World-wide tropical cyclone activity:
Atlantic Ocean: The Atlantic hurricane season runs from June 1st through November 30th.
Here’s the 2013 hurricane season summary
Here’s a satellite image of the Atlantic Ocean
Gulf of Mexico:
Here’s a satellite image of the Caribbean Sea…and the Gulf of Mexico.
Here’s the link to the National Hurricane Center (NHC)
Eastern Pacific: The Eastern Pacific hurricane season runs from May 15th through November 30th. Here’s the 2013 hurricane season summary
Here’s a wide satellite image that covers the entire area between Mexico, out through the central Pacific…to the International Dateline.
Central Pacific Ocean: The Central Pacific hurricane season runs from June 1st through November 30th. Here’s the 2013 hurricane season summary
Here’s a link to the Central Pacific Hurricane Center (CPHC)

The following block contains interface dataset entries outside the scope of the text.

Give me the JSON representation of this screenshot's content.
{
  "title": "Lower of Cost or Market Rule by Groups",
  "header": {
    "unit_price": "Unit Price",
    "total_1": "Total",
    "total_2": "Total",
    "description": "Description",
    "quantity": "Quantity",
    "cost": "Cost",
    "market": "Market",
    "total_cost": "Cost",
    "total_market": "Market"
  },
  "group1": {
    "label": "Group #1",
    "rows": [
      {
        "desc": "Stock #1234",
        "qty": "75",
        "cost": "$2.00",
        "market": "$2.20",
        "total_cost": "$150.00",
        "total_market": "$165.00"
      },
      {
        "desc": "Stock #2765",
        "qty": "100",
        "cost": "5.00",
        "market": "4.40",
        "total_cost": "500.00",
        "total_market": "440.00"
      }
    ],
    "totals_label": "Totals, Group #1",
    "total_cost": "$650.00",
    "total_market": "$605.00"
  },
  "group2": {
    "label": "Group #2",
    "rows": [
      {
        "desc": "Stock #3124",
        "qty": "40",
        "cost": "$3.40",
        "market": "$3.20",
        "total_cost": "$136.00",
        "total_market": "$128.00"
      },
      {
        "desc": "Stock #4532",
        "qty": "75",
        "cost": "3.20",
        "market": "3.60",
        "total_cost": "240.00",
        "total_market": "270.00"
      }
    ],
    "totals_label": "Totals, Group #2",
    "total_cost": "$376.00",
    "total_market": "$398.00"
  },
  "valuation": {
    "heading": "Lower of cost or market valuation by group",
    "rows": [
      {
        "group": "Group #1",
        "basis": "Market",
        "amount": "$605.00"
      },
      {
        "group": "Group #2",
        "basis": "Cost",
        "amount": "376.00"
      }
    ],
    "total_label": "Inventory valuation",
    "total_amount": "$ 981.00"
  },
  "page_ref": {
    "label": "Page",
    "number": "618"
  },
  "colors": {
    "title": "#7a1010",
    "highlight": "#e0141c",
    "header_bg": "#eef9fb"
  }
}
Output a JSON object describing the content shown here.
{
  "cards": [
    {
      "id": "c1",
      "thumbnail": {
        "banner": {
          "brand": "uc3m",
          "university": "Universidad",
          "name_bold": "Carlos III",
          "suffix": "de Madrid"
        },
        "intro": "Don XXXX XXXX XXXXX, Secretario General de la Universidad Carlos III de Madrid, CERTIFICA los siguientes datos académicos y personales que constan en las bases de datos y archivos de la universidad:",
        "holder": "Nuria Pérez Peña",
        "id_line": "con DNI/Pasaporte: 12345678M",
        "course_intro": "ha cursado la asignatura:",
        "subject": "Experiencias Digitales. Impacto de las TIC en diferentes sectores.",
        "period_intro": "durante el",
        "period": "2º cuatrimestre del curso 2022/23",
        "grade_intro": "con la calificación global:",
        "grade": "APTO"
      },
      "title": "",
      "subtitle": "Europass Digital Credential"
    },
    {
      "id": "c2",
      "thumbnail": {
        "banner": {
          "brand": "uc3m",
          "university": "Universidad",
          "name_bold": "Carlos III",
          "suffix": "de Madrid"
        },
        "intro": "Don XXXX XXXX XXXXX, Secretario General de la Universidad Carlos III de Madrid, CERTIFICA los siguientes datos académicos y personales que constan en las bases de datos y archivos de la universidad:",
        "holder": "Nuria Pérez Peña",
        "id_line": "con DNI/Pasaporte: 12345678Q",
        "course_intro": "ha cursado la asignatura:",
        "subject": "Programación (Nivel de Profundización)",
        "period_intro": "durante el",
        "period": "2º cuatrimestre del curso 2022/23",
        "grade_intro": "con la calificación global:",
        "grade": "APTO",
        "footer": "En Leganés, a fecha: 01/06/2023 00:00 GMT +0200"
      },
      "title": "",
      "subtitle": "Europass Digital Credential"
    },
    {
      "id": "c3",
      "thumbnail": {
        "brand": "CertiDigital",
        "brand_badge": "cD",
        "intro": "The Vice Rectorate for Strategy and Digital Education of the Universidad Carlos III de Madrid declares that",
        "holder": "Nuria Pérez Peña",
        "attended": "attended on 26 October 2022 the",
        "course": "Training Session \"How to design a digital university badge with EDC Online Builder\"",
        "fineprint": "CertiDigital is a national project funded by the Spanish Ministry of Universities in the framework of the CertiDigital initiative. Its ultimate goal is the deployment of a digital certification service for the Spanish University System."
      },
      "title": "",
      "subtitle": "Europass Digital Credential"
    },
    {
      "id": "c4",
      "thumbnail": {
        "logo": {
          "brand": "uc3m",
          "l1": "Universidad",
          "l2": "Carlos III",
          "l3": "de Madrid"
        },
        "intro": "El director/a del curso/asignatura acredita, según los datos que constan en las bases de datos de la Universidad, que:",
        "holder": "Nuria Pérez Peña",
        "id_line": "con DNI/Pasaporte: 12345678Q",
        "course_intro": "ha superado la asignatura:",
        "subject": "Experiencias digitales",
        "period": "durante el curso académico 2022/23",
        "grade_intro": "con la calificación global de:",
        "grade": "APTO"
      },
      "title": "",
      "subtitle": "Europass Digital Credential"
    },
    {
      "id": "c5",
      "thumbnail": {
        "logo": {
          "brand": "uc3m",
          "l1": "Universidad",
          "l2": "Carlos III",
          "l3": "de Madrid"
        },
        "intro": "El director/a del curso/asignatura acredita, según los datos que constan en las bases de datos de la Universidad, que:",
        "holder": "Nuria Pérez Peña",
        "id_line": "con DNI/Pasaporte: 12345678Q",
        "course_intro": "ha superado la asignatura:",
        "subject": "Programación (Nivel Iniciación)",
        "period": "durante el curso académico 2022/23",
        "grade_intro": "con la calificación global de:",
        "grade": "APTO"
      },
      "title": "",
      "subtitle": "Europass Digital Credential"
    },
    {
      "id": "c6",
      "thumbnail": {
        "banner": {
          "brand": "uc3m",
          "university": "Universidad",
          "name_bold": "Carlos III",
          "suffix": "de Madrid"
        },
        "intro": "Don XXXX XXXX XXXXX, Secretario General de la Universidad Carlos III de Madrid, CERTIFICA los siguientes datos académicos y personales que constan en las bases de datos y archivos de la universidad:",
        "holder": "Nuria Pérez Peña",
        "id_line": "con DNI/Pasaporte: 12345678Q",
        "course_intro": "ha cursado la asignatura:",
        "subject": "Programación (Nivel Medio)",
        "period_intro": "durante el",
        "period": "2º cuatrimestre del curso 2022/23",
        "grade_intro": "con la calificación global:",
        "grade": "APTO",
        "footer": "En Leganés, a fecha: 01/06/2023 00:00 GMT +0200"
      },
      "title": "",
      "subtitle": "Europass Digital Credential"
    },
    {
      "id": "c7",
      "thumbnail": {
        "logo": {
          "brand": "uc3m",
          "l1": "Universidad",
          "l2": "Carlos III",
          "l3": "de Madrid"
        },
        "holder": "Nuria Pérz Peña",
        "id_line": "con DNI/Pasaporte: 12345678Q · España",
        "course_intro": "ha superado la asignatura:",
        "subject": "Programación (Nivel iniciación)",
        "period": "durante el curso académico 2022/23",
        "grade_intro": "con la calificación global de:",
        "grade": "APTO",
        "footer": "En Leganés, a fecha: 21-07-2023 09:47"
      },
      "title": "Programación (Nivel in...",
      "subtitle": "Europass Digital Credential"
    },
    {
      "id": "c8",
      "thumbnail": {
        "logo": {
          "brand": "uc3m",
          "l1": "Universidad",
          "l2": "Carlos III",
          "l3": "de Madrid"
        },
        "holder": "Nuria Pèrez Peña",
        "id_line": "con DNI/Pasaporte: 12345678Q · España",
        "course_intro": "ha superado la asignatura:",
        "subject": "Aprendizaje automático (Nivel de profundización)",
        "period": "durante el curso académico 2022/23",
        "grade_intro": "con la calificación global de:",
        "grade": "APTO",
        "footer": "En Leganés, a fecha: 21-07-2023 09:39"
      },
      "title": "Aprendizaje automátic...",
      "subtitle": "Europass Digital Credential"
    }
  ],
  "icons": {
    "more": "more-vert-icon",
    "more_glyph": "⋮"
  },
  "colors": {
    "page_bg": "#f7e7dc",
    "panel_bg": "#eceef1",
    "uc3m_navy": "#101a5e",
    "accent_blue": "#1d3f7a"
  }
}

Western Pacific Ocean: There are no active tropical cyclones
South Pacific Ocean: There are no active tropical cyclones
North and South Indian Oceans: Tropical Cyclone 15S (Guito) remains active in the South Indian Ocean. Here’s the JTWC graphical track map…along with a NOAA satellite image.
Here’s a link to the Joint Typhoon Warning Center (JTWC)
Interesting: Trouble for Tea – Britain’s favorite tipple faces big challenges over coming decades, writes Ann-Marie Brouder. A new report sets out the challenges and proposes sustainable solutions to keep the ‘cup that cheers’ on the nation’s tables.
Tea is big business: three billion cups of it are consumed every day, 4.8 million tonnes are produced annually, and in Britain two in three people drink it daily.
And tea is much more than just a business – many people and cultures have a deep emotional attachment to the ‘cup that cheers’, and would be horrified at the idea that there was any threat to their beloved beverage.
Multiple threats for the future
But a new report on the future of tea by Forum for the Future shows that tea growers face multiple threats, from climate change to increasing competition for land in key tea-growing countries.
The main conclusion? Things could be very bad for our favorite hot drink by 2030 if we don’t take action now.
This is why we started Tea 2030, a coalition of leading companies and NGOs including Unilever, Yorkshire Tea, Ethical Tea Partnership, Tata Global Beverages and James Finlay.
Our aim is to better understand the challenges and prioritise the actions we need to take now for a successful future for the tea industry.
Spreading out the climate risks
So what are those challenges? Let’s start with the 4.8 million tonnes of tea produced annually. Most of this tea is sourced from Kenya, Malawi, India, Sri Lanka, China – some of the countries most vulnerable to climate change.
Because tea is grown in several countries, producers and packers have traditionally been able to shift their sourcing from one country to another; so if yields in Kenya, for example, are bad one year, more tea is sourced from Sri Lanka and vice versa.
But if all of these countries are vulnerable to climate change, and will increasingly be affected simultaneously as conditions worsen, where will the likes of Yorkshire Tea and Unilever turn to then?
Moreover the most immediate impacts of climate change for tea are going to be volatility of yields. Faced with several years of volatility, are tea producers going to continue to grow tea?